§ Task to carry out: Leave out the images; return the rest of the data exactly.
*** Information given ***
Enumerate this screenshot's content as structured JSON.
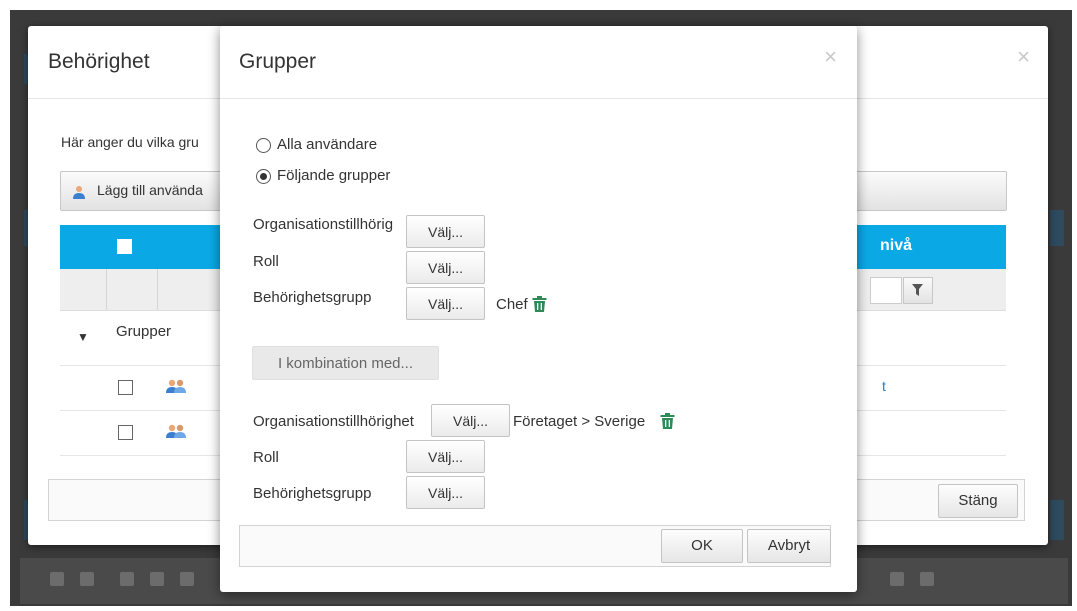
{
  "outer_dialog": {
    "title": "Behörighet",
    "close_glyph": "×",
    "description": "Här anger du vilka gru",
    "add_button_label": "Lägg till använda",
    "table": {
      "column_header_right": "nivå",
      "group_label": "Grupper",
      "row_link": "t"
    },
    "close_button_label": "Stäng"
  },
  "inner_dialog": {
    "title": "Grupper",
    "close_glyph": "×",
    "radio_all_label": "Alla användare",
    "radio_following_label": "Följande grupper",
    "radio_selected": "following",
    "section1": {
      "org_label": "Organisationstillhörig",
      "role_label": "Roll",
      "group_label": "Behörighetsgrupp",
      "choose_label": "Välj...",
      "group_selected": "Chef"
    },
    "combine_button_label": "I kombination med...",
    "section2": {
      "org_label": "Organisationstillhörighet",
      "role_label": "Roll",
      "group_label": "Behörighetsgrupp",
      "choose_label": "Välj...",
      "org_selected": "Företaget > Sverige"
    },
    "ok_label": "OK",
    "cancel_label": "Avbryt"
  },
  "icons": {
    "trash": "trash-icon",
    "person": "person-icon",
    "group": "group-icon",
    "filter": "filter-icon",
    "chevron": "chevron-down-icon"
  },
  "colors": {
    "table_header": "#0aa9e6",
    "trash_green": "#2e8b57",
    "link_blue": "#1a7fc0"
  }
}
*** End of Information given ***
§ Worked solution:
Enumerate this screenshot's content as structured JSON.
{
  "outer_dialog": {
    "title": "Behörighet",
    "close_glyph": "×",
    "description": "Här anger du vilka gru",
    "add_button_label": "Lägg till använda",
    "table": {
      "column_header_right": "nivå",
      "group_label": "Grupper",
      "row_link": "t"
    },
    "close_button_label": "Stäng"
  },
  "inner_dialog": {
    "title": "Grupper",
    "close_glyph": "×",
    "radio_all_label": "Alla användare",
    "radio_following_label": "Följande grupper",
    "radio_selected": "following",
    "section1": {
      "org_label": "Organisationstillhörig",
      "role_label": "Roll",
      "group_label": "Behörighetsgrupp",
      "choose_label": "Välj...",
      "group_selected": "Chef"
    },
    "combine_button_label": "I kombination med...",
    "section2": {
      "org_label": "Organisationstillhörighet",
      "role_label": "Roll",
      "group_label": "Behörighetsgrupp",
      "choose_label": "Välj...",
      "org_selected": "Företaget > Sverige"
    },
    "ok_label": "OK",
    "cancel_label": "Avbryt"
  },
  "icons": {
    "trash": "trash-icon",
    "person": "person-icon",
    "group": "group-icon",
    "filter": "filter-icon",
    "chevron": "chevron-down-icon"
  },
  "colors": {
    "table_header": "#0aa9e6",
    "trash_green": "#2e8b57",
    "link_blue": "#1a7fc0"
  }
}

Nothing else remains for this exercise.